Was all this incompetence? Or was it politics disguised as the fog of war? Who called these shots and made these decisions? Who decided to do nothing?
From the day of the attack until this week, the White House spin was too clever by half. In the weeks and months after the attack White House spokesmen said they were investigating the story, an internal review was under way. When the story blew open again, last week, they said it was too far in the past: “Benghazi happened a long time ago.” Jay Carney, the White House press secretary, really said that.
Think of that. They can’t give answers when the story’s fresh because it just happened, they’re looking into it. Eight months later they don’t have anything to say because it all happened so long ago.
Think of how low your opinion of the American people has to be to think you can get away, forever, with that.
from The National Review again, Heinlein’s Razor in Benghazi by Daniel Foster,
This brings to mind the cliché about Washington scandals: It’s not the crime that brings you down, but the cover-up. And it’s in the political aftermath of the attacks that we find things we can’t dismiss as mere stupidity.
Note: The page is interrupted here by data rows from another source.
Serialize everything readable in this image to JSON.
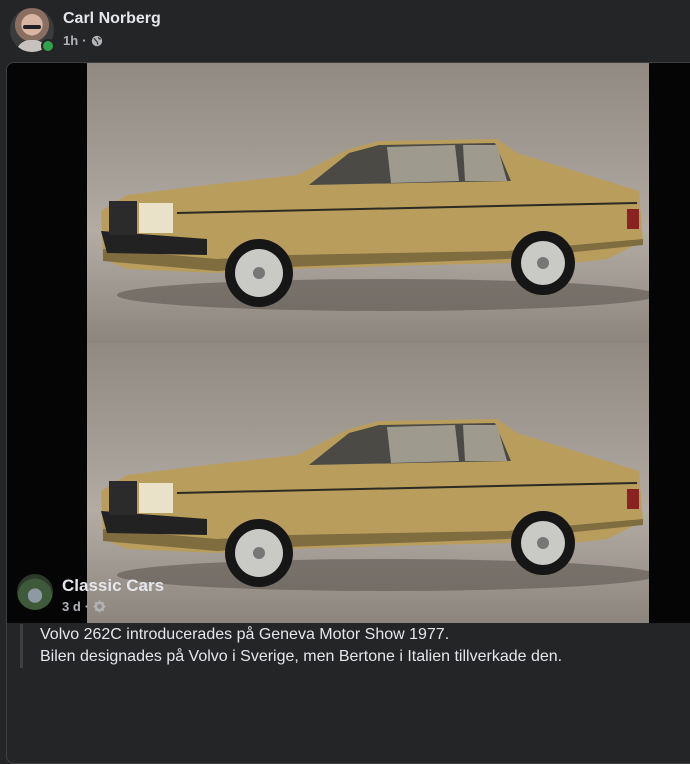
{
  "post": {
    "author": "Carl Norberg",
    "time": "1h",
    "separator": "·",
    "audience_icon": "globe-icon",
    "online_status_color": "#31a24c"
  },
  "shared_post": {
    "group_name": "Classic Cars",
    "time": "3 d",
    "separator": "·",
    "audience_icon": "gear-icon",
    "text_line_1": "Volvo 262C introducerades på Geneva Motor Show 1977.",
    "text_line_2": "Bilen designades på Volvo i Sverige, men Bertone i Italien tillverkade den."
  },
  "colors": {
    "background": "#242526",
    "primary_text": "#e4e6eb",
    "secondary_text": "#b0b3b8",
    "car_body": "#b89d5c"
  }
}
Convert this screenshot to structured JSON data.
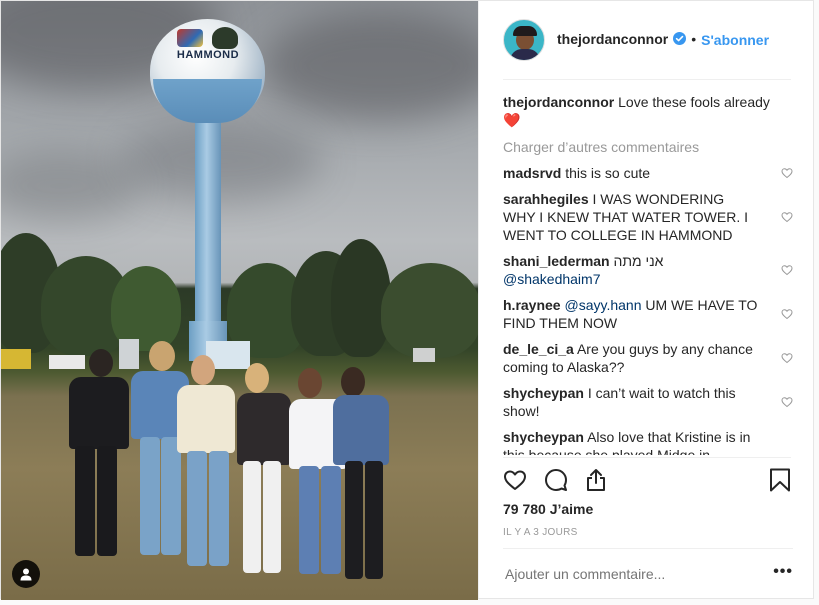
{
  "header": {
    "username": "thejordanconnor",
    "separator": "•",
    "follow_label": "S'abonner"
  },
  "caption": {
    "username": "thejordanconnor",
    "text": "Love these fools already",
    "emoji": "❤️"
  },
  "load_more_label": "Charger d’autres commentaires",
  "comments": [
    {
      "user": "madsrvd",
      "text": "this is so cute"
    },
    {
      "user": "sarahhegiles",
      "text": "I WAS WONDERING WHY I KNEW THAT WATER TOWER. I WENT TO COLLEGE IN HAMMOND"
    },
    {
      "user": "shani_lederman",
      "text": "אני מתה",
      "mention": "@shakedhaim7"
    },
    {
      "user": "h.raynee",
      "mention": "@sayy.hann",
      "text": "UM WE HAVE TO FIND THEM NOW"
    },
    {
      "user": "de_le_ci_a",
      "text": "Are you guys by any chance coming to Alaska??"
    },
    {
      "user": "shycheypan",
      "text": "I can’t wait to watch this show!"
    },
    {
      "user": "shycheypan",
      "text": "Also love that Kristine is in this because she played Midge in Riverdale and its very cool that now they’re in this series together"
    }
  ],
  "photo": {
    "tower_text": "HAMMOND"
  },
  "likes_label": "79 780 J’aime",
  "timestamp": "IL Y A 3 JOURS",
  "add_comment_placeholder": "Ajouter un commentaire...",
  "more_label": "•••",
  "icons": {
    "like": "heart-outline-icon",
    "comment": "speech-bubble-icon",
    "share": "share-icon",
    "save": "bookmark-icon",
    "verified": "verified-badge-icon",
    "user_tag": "user-tag-icon"
  },
  "colors": {
    "link": "#3897f0",
    "verified": "#3897f0",
    "text": "#262626",
    "muted": "#999999",
    "heart": "#ed4956"
  }
}
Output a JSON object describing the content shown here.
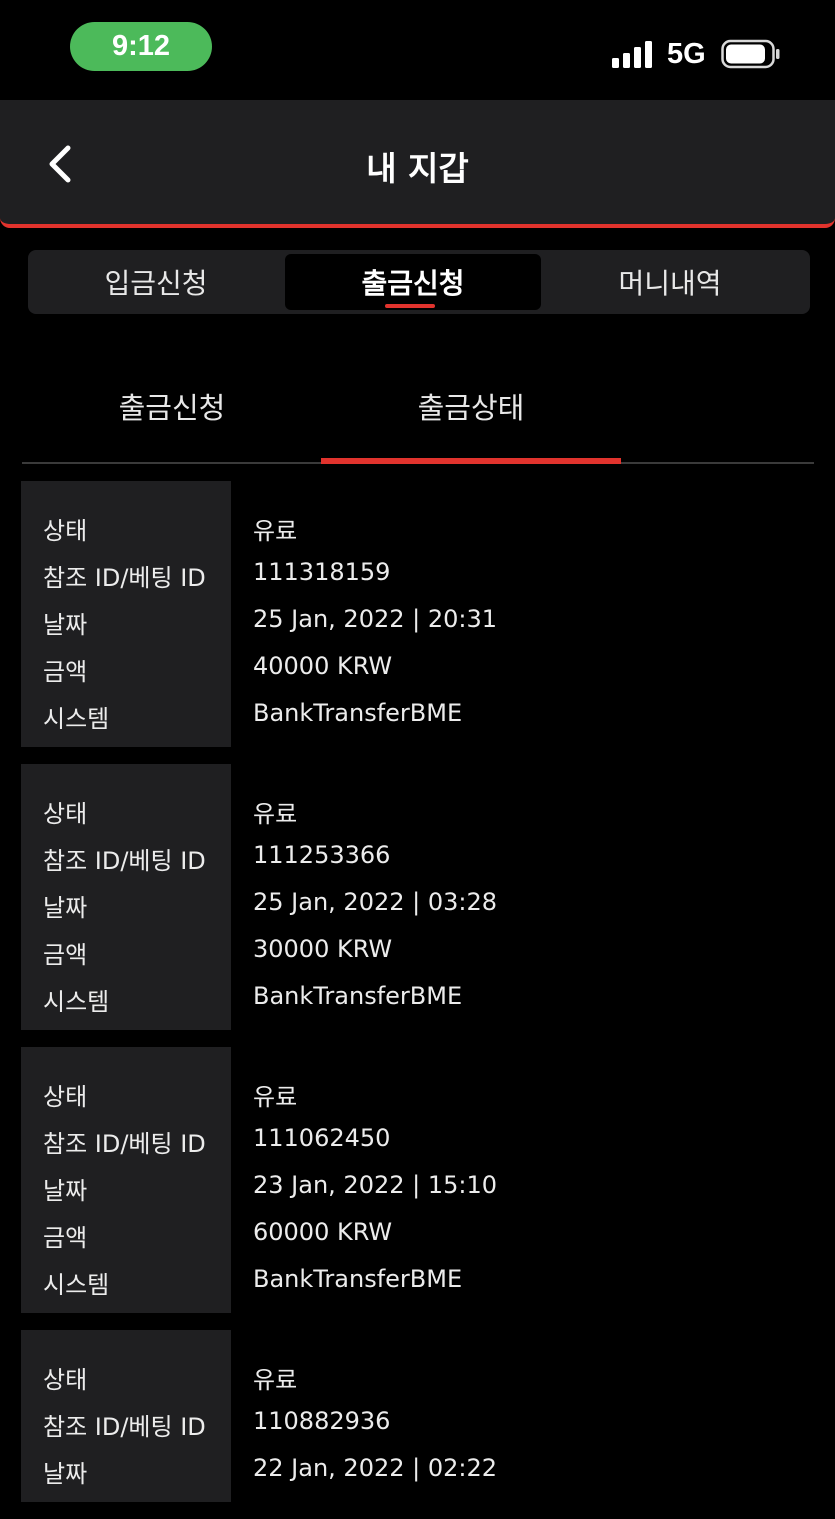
{
  "status_bar": {
    "time": "9:12",
    "network": "5G"
  },
  "header": {
    "title": "내 지갑"
  },
  "main_tabs": [
    {
      "label": "입금신청"
    },
    {
      "label": "출금신청"
    },
    {
      "label": "머니내역"
    }
  ],
  "sub_tabs": [
    {
      "label": "출금신청"
    },
    {
      "label": "출금상태"
    }
  ],
  "field_labels": {
    "status": "상태",
    "ref_id": "참조 ID/베팅 ID",
    "date": "날짜",
    "amount": "금액",
    "system": "시스템"
  },
  "records": [
    {
      "status": "유료",
      "ref_id": "111318159",
      "date": "25 Jan, 2022 | 20:31",
      "amount": "40000 KRW",
      "system": "BankTransferBME"
    },
    {
      "status": "유료",
      "ref_id": "111253366",
      "date": "25 Jan, 2022 | 03:28",
      "amount": "30000 KRW",
      "system": "BankTransferBME"
    },
    {
      "status": "유료",
      "ref_id": "111062450",
      "date": "23 Jan, 2022 | 15:10",
      "amount": "60000 KRW",
      "system": "BankTransferBME"
    },
    {
      "status": "유료",
      "ref_id": "110882936",
      "date": "22 Jan, 2022 | 02:22"
    }
  ],
  "colors": {
    "accent": "#e1332d",
    "panel": "#1f1f21",
    "time_pill": "#4cba5a"
  }
}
The most flagrant example comes from Cheryl Mills, Hillary Clinton’s chief of staff and fixer (and Bill’s lawyer during his impeachment), who instructed Hicks to break State Department protocol and refuse to talk to Representative Jason Chaffetz (R., Utah) without State lawyers present, and who chewed Hicks out when he said lawyers were excluded from one meeting because they lacked security clearance. That’s pure political damage control that, depending on whether ethical or legal boundaries were transgressed, could rise to the level of cover-up.
More insidious, and more nebulous, than this is the administration’s increasingly strained and pathetic effort to blame the deaths of four Americans on a YouTube video. Here Hicks’s testimony is unequivocal and damning. The video “was a non-event in Libya,” he said, and there was no report from Tripoli, either during the attack or after it, that indicated it might have been a “spontaneous” demonstration gone awry, rather than a jihadist attack. This is why Susan Rice’s tour of shame on the Sunday shows “shocked” and “embarrassed” Hicks, who asked Clinton’s Near East deputy why Rice would say such things and was promptly told to discontinue that line of questioning.
It is hard to blame such behavior on budget cuts.
Elliot Abrams writes Benghazi Truths vs. Washington Politics in The Wall Street Journal.
Mrs. Clinton’s role in this matter remains obscure, in part because the State Department’s Accountability Review Board did not interview her, amazingly enough. The review board protected all of the department’s higher-ups and blamed career officials down the ladder. The board is now itself under investigation by State’s inspector general, and Wednesday’s testimony revealed the sore feelings of career officers about the review board’s conduct.
It is now widely known that the “annex” in Tripoli was a CIA location, but the whole story of Benghazi makes little sense unless the CIA role in the affair can be clarified. There were very few security officers at the consulate, and this seems like a huge error by the State Department. But is this because the whole Benghazi set-up was mostly a CIA operation?
So much for any value from any internal investigation.
Politics becomes most dangerous when its practitioners use the ends to justify any means. What may have seems like harmless spin to protect the president from any negatives during the campaign degenerated into larger efforts to hide the truth and intimidate those who did not play along. Such action is nothing new in politics and mistakes in the broad and complex world of foreign affairs are hard to avoid. This does not justify remaining blind to facts that tarnish your view. It does not justify accepting lies and cover up by pointing out that the other side has also done it. It does not strengthen your position by hiding behind false narratives, by gagging dissent, and by blaming the messengers. If speaking truth to power is to have value then it must also be valued when you are the one in power.